Arenas not a good investment?
Today’s LJS story on a prominent economist’s opinion that most arenas and stadiums are not the economic panaceas they’re advertised to be was interesting to me, having covered the planning of Lincoln’s $340 million arena project for a half dozen years.
Perhaps the toughest story to get in the Journal Star was one in which I interviewed a bunch of economists about this very sentiment that such publicly financed projects are not the shot in the arm supporters say they will be.
It was one of the most heavily edited, scrutinized stories I’ve written in my 20-year journalism career. The city election was coming, and we wouldn’t want to poison people’s mind with such sacrilege, would we? After the story was published, one of the leaders of the pro-arena movement told me they would be coming out with their own economist to refute my story’s findings. About a week later, a UNL economics professor wrote this guest column, sort of vaguely refuting my story, I guess.
Which was funny, given that UNL economists just were nowhere to be found whenever I tried to get them to comment on Lincoln’s proposed arena. It seemed they were ducking the issue.
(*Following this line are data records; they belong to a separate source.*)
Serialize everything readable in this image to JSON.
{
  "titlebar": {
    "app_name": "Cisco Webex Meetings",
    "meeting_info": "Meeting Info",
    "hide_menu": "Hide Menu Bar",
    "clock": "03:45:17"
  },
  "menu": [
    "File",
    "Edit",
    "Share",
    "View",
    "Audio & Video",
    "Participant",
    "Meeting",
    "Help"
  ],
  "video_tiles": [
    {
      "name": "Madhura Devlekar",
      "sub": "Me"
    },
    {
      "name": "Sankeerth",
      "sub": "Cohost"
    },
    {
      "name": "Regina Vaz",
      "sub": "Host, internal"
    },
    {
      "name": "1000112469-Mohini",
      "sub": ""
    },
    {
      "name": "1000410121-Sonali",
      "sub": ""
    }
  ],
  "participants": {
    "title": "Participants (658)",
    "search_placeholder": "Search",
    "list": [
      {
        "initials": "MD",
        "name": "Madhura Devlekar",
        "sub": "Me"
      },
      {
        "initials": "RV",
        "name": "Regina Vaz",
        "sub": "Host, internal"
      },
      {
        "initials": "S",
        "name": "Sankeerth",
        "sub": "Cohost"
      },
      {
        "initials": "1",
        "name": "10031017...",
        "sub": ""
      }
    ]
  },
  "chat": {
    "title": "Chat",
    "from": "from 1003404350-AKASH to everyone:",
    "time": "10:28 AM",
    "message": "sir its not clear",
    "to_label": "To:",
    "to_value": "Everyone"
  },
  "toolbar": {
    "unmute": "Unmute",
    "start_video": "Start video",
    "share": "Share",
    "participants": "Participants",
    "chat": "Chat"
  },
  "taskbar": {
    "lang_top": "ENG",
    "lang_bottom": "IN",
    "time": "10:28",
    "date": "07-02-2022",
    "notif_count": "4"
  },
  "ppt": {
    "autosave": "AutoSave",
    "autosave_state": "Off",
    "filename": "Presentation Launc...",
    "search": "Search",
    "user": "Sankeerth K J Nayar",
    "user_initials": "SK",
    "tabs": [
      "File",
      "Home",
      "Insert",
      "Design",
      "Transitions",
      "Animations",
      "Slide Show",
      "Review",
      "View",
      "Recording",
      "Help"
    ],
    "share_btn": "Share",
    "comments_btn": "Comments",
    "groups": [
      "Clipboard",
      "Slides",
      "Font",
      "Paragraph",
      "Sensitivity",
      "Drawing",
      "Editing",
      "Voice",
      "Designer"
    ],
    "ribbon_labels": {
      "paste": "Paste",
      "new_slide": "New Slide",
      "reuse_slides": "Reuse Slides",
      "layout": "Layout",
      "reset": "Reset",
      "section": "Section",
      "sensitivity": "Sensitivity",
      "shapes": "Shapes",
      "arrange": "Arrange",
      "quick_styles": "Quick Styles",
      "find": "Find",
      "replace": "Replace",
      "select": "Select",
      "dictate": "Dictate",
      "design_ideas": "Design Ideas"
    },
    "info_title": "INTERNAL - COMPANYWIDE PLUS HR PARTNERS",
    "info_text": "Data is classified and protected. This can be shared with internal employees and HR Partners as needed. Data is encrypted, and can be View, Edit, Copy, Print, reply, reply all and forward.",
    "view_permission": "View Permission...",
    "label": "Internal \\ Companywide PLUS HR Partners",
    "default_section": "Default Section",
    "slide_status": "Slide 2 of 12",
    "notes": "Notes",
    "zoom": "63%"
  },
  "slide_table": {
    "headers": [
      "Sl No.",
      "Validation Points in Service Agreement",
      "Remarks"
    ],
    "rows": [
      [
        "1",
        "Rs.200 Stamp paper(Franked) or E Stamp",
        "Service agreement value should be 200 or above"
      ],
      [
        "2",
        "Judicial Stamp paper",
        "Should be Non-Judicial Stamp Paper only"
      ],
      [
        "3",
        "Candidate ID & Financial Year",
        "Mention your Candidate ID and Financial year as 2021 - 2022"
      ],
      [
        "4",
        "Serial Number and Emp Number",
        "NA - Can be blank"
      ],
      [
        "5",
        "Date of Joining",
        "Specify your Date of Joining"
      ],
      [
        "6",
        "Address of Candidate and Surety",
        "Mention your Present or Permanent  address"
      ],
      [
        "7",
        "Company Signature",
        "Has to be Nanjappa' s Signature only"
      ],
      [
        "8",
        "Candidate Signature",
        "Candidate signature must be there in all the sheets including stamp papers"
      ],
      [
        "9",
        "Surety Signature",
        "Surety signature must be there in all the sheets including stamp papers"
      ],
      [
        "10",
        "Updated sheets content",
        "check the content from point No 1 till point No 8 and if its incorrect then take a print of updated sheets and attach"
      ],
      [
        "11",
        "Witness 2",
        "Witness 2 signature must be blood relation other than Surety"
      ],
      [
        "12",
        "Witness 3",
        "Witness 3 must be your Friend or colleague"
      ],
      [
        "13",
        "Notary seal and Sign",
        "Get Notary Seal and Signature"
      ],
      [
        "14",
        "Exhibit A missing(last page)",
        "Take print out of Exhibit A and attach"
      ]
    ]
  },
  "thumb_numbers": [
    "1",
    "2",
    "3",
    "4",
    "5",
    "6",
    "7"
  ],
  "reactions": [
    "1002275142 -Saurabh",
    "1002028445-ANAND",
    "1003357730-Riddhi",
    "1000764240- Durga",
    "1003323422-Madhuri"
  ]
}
And then last year I took a UNL economics/journalism class, and that very professor, David Rosenbaum, was frequently a guest speaker. I couldn’t wait to ask him about how his opinion of arenas seemed to go against the grain among economists. When I finally got my chance, he refused to answer my question. I think he knew who I was. I dropped the class soon thereafter. I figured if we couldn’t speak freely about the biggest economic question facing our own fair city at that moment, what could we talk about honestly?